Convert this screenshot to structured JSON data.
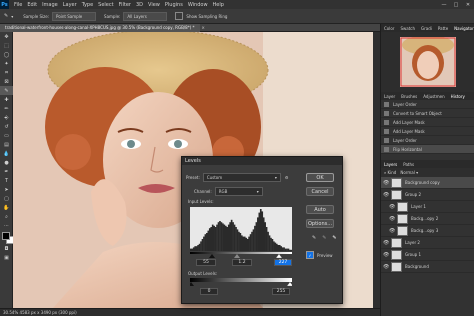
{
  "menubar": {
    "logo": "Ps",
    "items": [
      "File",
      "Edit",
      "Image",
      "Layer",
      "Type",
      "Select",
      "Filter",
      "3D",
      "View",
      "Plugins",
      "Window",
      "Help"
    ],
    "window_controls": [
      "—",
      "□",
      "✕"
    ]
  },
  "options": {
    "sample_size_label": "Sample Size:",
    "sample_size_value": "Point Sample",
    "sample_label": "Sample:",
    "sample_value": "All Layers",
    "show_ring": "Show Sampling Ring"
  },
  "doc_tab": "traditional-waterfront-houses-along-canal-XPH8CUS.jpg @ 30.5% (Background copy, RGB/8*) *",
  "status": "30.54%    4583 px x 3490 px (300 ppi)",
  "panels": {
    "top_tabs": [
      "Color",
      "Swatch",
      "Gradi",
      "Patte",
      "Navigator"
    ],
    "history_tabs": [
      "Layer",
      "Brushes",
      "Adjustmen",
      "History"
    ],
    "history_items": [
      "Layer Order",
      "Convert to Smart Object",
      "Add Layer Mask",
      "Add Layer Mask",
      "Layer Order",
      "Flip Horizontal"
    ],
    "layers_tabs": [
      "Layers",
      "Paths"
    ],
    "layers": [
      {
        "name": "Background copy",
        "indent": 0
      },
      {
        "name": "Group 2",
        "indent": 0
      },
      {
        "name": "Layer 1",
        "indent": 1
      },
      {
        "name": "Backg...opy 2",
        "indent": 1
      },
      {
        "name": "Backg...opy 3",
        "indent": 1
      },
      {
        "name": "Layer 2",
        "indent": 0
      },
      {
        "name": "Group 1",
        "indent": 0
      },
      {
        "name": "Background",
        "indent": 0
      }
    ]
  },
  "levels": {
    "title": "Levels",
    "preset_label": "Preset:",
    "preset_value": "Custom",
    "channel_label": "Channel:",
    "channel_value": "RGB",
    "input_label": "Input Levels:",
    "input_values": [
      "55",
      "1.2",
      "227"
    ],
    "output_label": "Output Levels:",
    "output_values": [
      "0",
      "255"
    ],
    "buttons": [
      "OK",
      "Cancel",
      "Auto",
      "Options..."
    ],
    "preview_label": "Preview",
    "preview_checked": true,
    "histogram": [
      2,
      2,
      3,
      4,
      4,
      5,
      6,
      8,
      10,
      12,
      14,
      15,
      17,
      19,
      20,
      22,
      21,
      20,
      22,
      24,
      25,
      24,
      23,
      22,
      21,
      20,
      22,
      24,
      26,
      24,
      22,
      20,
      18,
      16,
      15,
      13,
      12,
      12,
      11,
      10,
      12,
      14,
      16,
      18,
      21,
      24,
      28,
      32,
      35,
      33,
      28,
      24,
      20,
      16,
      13,
      11,
      10,
      8,
      7,
      6,
      5,
      5,
      4,
      3,
      3,
      2,
      2,
      2,
      1,
      1
    ]
  }
}
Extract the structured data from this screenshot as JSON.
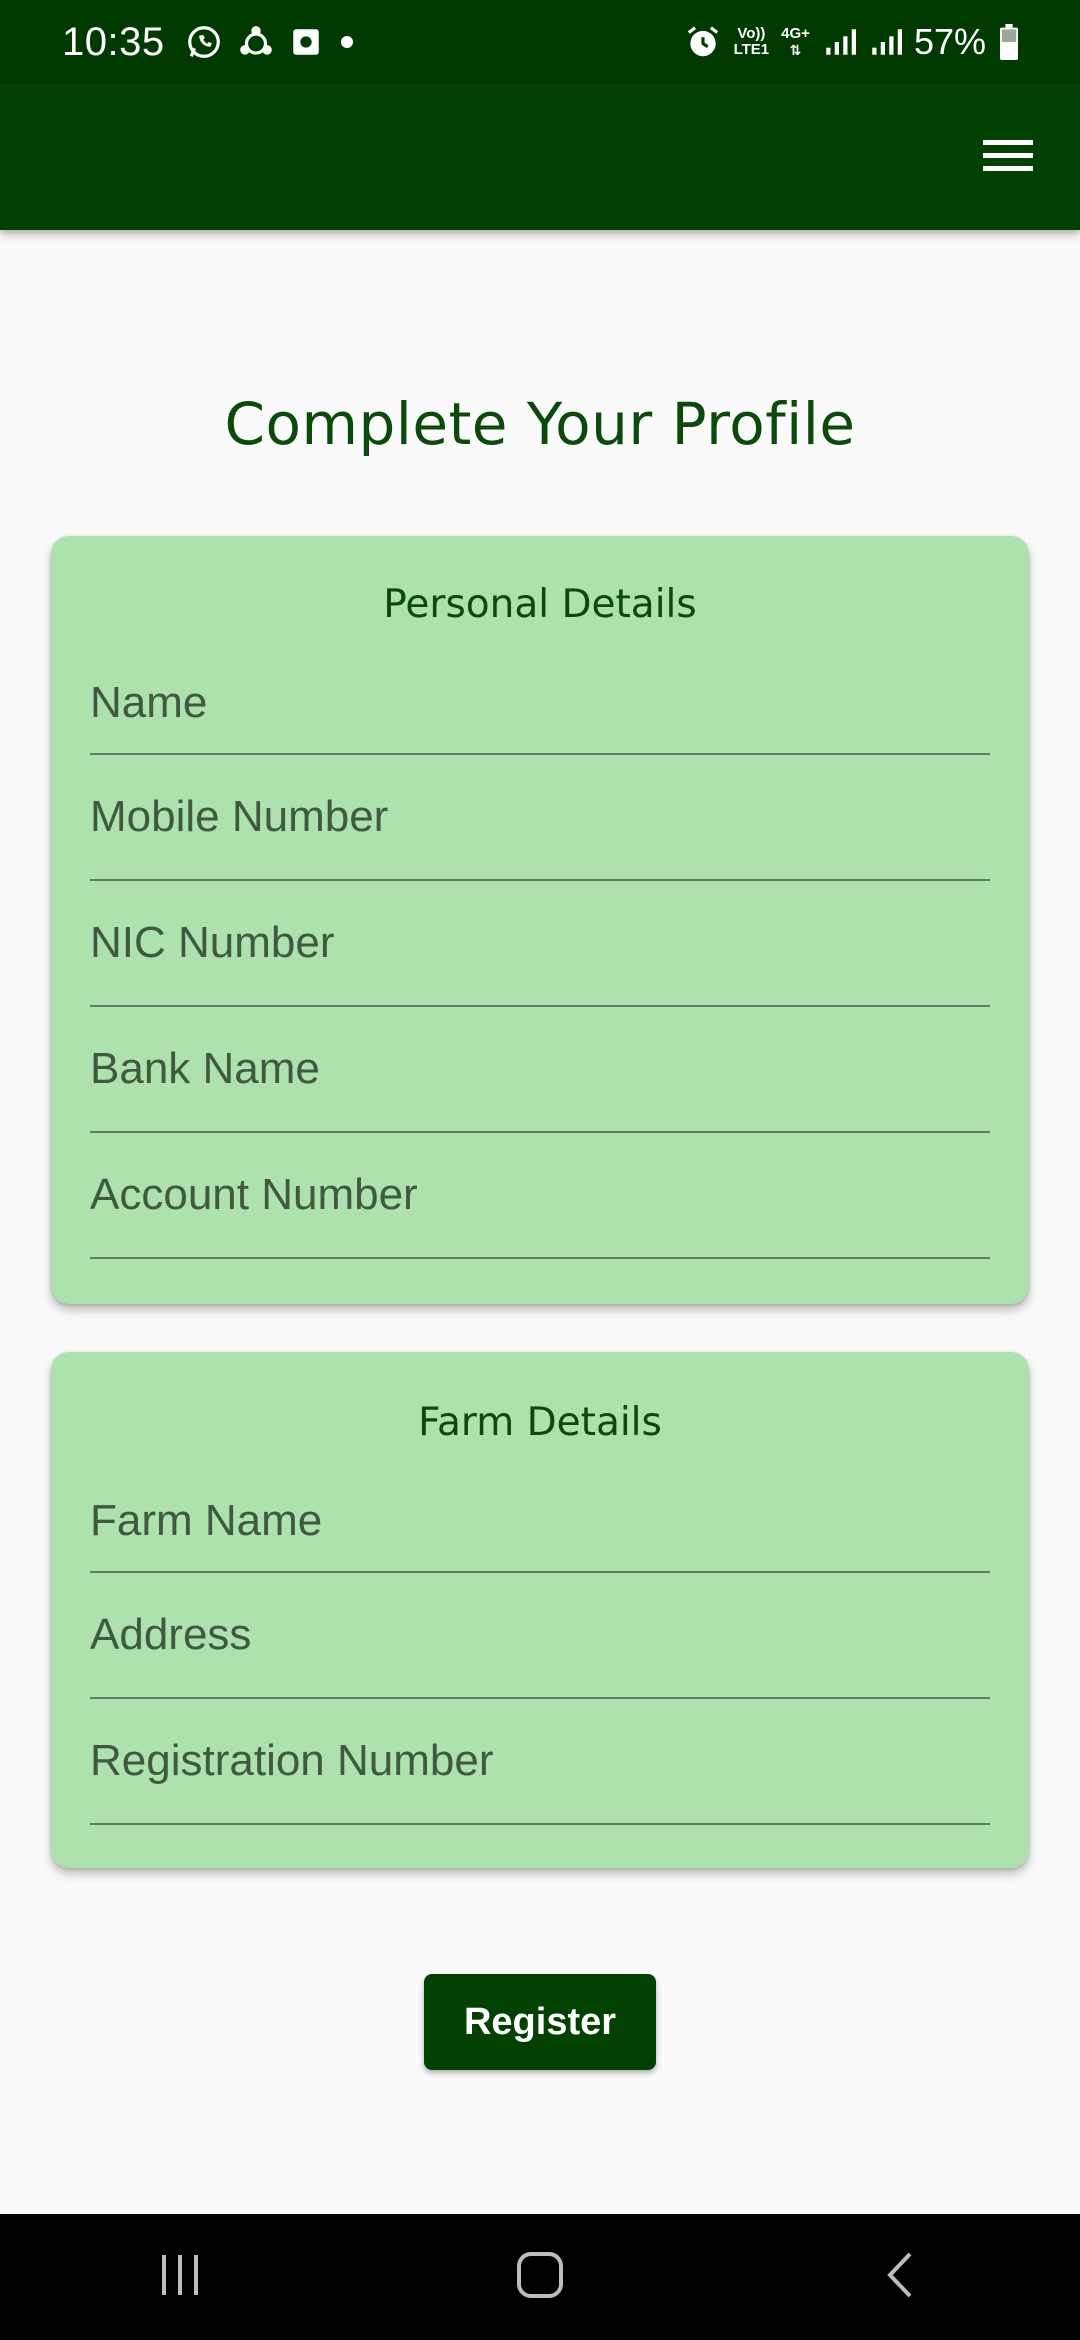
{
  "status_bar": {
    "time": "10:35",
    "battery_percent": "57%",
    "network_label_top": "Vo))",
    "network_label_bottom": "LTE1",
    "network_type": "4G+",
    "icons_left": [
      "whatsapp-icon",
      "sync-icon",
      "photo-icon",
      "dot-icon"
    ],
    "icons_right": [
      "alarm-icon",
      "volte-icon",
      "4g-icon",
      "signal-icon",
      "signal-icon",
      "battery-icon"
    ]
  },
  "app_bar": {
    "menu_icon": "hamburger-menu-icon",
    "background_color": "#024102"
  },
  "page": {
    "title": "Complete Your Profile",
    "title_color": "#0c4a0c",
    "card_color": "#ade1ad"
  },
  "personal_details": {
    "title": "Personal Details",
    "fields": {
      "name": "Name",
      "mobile_number": "Mobile Number",
      "nic_number": "NIC Number",
      "bank_name": "Bank Name",
      "account_number": "Account Number"
    }
  },
  "farm_details": {
    "title": "Farm Details",
    "fields": {
      "farm_name": "Farm Name",
      "address": "Address",
      "registration_number": "Registration Number"
    }
  },
  "actions": {
    "register_label": "Register"
  },
  "nav_bar": {
    "items": [
      "recent-apps-icon",
      "home-icon",
      "back-icon"
    ]
  }
}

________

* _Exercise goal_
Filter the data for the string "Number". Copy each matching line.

* _Result of this task_
      "mobile_number": "Mobile Number",
      "nic_number": "NIC Number",
      "account_number": "Account Number"
      "registration_number": "Registration Number"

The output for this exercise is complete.